Rejoice in the Lord always. I will say it again: Rejoice! Let your gentleness be evident to all. The Lord is near. Do not be anxious about anything, but in every situation, by prayer and petition, with thanksgiving, present your requests to God. And the peace of God, which transcends all understanding, will guard your hearts and your minds in Christ Jesus.

Philippians 4:4-7

13 June 2013

The Secret Thoughts of an Unlikely Convert by Rosaria Champagne Butterfield

The Secret Thoughts of an Unlikely Convert: An English Professor's Journey into Christian Faith by Rosaria Champagne Butterfield has been doing the rounds of the blogs for a while.  It found its way onto my pile of books to read late last year but I have just got to reading it very recently.

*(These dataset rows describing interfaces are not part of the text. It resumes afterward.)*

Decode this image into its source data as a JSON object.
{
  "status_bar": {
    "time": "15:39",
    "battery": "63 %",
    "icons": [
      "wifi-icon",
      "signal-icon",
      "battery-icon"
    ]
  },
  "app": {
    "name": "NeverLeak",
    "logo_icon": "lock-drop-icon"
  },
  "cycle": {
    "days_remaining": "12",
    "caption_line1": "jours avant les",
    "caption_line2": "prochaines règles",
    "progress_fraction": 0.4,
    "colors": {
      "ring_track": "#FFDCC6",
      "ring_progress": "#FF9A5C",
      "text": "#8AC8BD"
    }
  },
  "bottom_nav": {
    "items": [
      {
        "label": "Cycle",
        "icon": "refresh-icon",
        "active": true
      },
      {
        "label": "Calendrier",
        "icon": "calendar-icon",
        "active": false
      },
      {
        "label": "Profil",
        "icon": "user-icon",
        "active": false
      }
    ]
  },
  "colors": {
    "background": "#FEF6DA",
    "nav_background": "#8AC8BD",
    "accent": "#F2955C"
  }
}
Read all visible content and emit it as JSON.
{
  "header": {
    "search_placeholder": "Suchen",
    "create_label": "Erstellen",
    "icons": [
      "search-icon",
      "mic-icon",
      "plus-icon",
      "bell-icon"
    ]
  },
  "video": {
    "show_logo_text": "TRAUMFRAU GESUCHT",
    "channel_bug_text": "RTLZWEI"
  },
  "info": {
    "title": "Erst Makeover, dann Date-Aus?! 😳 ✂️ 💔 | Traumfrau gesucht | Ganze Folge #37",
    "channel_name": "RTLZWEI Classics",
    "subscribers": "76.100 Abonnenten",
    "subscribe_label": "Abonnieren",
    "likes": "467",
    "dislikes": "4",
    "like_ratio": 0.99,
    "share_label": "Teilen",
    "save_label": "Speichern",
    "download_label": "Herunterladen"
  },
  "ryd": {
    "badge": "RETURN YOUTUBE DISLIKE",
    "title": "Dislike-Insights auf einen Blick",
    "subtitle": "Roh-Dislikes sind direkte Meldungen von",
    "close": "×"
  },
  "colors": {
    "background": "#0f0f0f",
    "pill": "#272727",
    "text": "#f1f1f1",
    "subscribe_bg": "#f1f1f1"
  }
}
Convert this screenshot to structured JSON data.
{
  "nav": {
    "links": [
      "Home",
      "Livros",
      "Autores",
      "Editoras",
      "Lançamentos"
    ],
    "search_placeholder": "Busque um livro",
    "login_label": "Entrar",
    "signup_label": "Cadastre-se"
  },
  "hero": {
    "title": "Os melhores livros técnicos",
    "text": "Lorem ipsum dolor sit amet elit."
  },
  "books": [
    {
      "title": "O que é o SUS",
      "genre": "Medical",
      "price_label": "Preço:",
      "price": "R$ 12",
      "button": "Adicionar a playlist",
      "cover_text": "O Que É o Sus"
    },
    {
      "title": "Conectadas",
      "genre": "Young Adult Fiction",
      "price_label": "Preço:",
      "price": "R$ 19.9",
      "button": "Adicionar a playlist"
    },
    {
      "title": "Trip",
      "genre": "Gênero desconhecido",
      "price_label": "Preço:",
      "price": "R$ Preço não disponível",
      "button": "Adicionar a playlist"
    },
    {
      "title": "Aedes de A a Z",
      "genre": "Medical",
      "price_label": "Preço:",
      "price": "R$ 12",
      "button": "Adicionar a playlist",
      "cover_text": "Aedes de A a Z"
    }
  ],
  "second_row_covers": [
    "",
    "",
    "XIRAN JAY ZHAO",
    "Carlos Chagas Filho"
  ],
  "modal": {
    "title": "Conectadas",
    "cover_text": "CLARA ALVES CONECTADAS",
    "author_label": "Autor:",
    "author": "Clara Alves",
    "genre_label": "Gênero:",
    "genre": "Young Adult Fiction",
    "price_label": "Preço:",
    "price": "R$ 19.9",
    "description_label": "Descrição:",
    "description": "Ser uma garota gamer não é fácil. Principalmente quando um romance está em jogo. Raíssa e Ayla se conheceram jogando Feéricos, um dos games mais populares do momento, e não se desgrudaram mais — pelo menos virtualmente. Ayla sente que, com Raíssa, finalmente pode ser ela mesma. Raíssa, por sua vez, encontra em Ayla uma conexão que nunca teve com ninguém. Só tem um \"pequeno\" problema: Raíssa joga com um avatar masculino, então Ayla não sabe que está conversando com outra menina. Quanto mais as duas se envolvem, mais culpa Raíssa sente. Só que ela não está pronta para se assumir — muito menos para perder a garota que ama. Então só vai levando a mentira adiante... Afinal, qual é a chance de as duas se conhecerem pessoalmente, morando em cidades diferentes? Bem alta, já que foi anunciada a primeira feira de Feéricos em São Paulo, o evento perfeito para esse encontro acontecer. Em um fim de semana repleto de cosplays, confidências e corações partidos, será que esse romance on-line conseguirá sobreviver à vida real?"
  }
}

Written by an English professor it is, as you would expect, beautifully crafted.  It's an autobiography - Rosaria Champagne Butterfield's journey from successful English literature professor at Syracuse University specialising in Queer Theory and committed lesbian to a pastor’s wife who now spends her days teaching not university students in lecture theatres but her adopted children around her own kitchen table.

I have read quite a few reviews on this book - I was interested to see what other people thought.  There are many positive reviews out there on this one and interestingly, each one picks up on something different.  This books meets different people in different places.

Three things struck a chord for me - all from the first half the book.

The first is the lesson that it is not up to us to decide how far we think the gospel can reach.  The gospel can makes it way into all sorts of tiny nooks and crannies that we would never have imagined to be within its reach.  It's just not our job to decide who we think will respond to the gospel and who we might consider to be a lost cause.  I felt rebuked for times of being judgmental.

The second is that sharing the gospel is not about shiny programmes and polished performances.  In this case it was through quiet conversations around the dinner table over many, many months of calm, kind, patient hospitality, slowly answering questions and never forcing the issue or pushing for a result.  I felt rebuked for my impatience.

But it is the third that most captivated me. 

There are many victorious stories of conversion to Christianity out there, where the new convert is full of joy and zeal and energy.  And it is a great and wonderful thing to be brought into a saving knowledge of the Lord Jesus Christ, so don't get me wrong. 

But my own conversion was not like that.  The day I became a Christian I went from being the consummate goody-goody to discovering that my life was full of sin.  The day I became a Christian marked the beginning of six weeks of being more depressed than I've ever been in my whole life as I came to realise how much of a goody-goody I wasn't and twelve months of utter exhaustion as I set about rethinking every thought and opinion I held to make sure it lined up with what I newly believed.  I remember crying for someone when I heard they too had become a Christian, knowing that they were now heading into a hard time of re-evaluating everything and appreciating their own sinfulness.  Becoming a Christian turned my whole world upside down.  Now I am glad for it - for having my world turned upside down and for the things I learned during that time - but at the time it did not seem an easy start.

And my experience was nothing compared with Rosaria Champagne Butterfield's start to the Christian life.  She says towards the end of chapter one:

When I became a Christian I had to change everything - my life, my friends, my writing, my teaching, my advising, my clothes, my speech, my thoughts.  I was tenured to a field that I could no longer work in...I was writing a book I could no longer write... 
Page 26

And later on of her conversion, "I lost everything but the dog."  (p. 63)

I don't want to celebrate her pain.  But I was glad to read her honest account.  I suspect that this experience of having one's world turned upside down is more common than our cheery books or blogs would have us believe.  Life is messier than that.

This is good, honest writing.  I didn't agree with everything she had to say - that seems to be a common thread in the reviews I've read as well - and so perhaps that needs to be said by way of warning when sharing this book with others, but none the less, it's a worthwhile, instructive and encouraging read.

3 comments:

Deb said...

Meredith, your always a book ahead of me! Friends have been urging me to read this book for at least a year now and I haven't gotten to it. Your book reviews always make me want to dash out and grab the book straight away. Your three points of encouragement really hit home for me today - thank you so much. I'm full of impatience especially in this area and often intimidated by thinking it will be "impossible" for the gospel to reach him or her. But God can, and God does, call people to himself. Wonderful grace!

Anonymous said...

And Meredith I am encouraged by your good, honest writing. Thanks for this post.
love
Sal

Meredith said...

Thanks Deb for adding the word "grace" to all of this, which is exactly right. Amazing grace.

As a heads up for you, after you have read this book you will then be reading "Mansfield Park" by Jane Austen.

And thanks Sal. Thank you. Let me know if you would like to borrow the book. I could bring it next weekend if you are going the conference if you want it.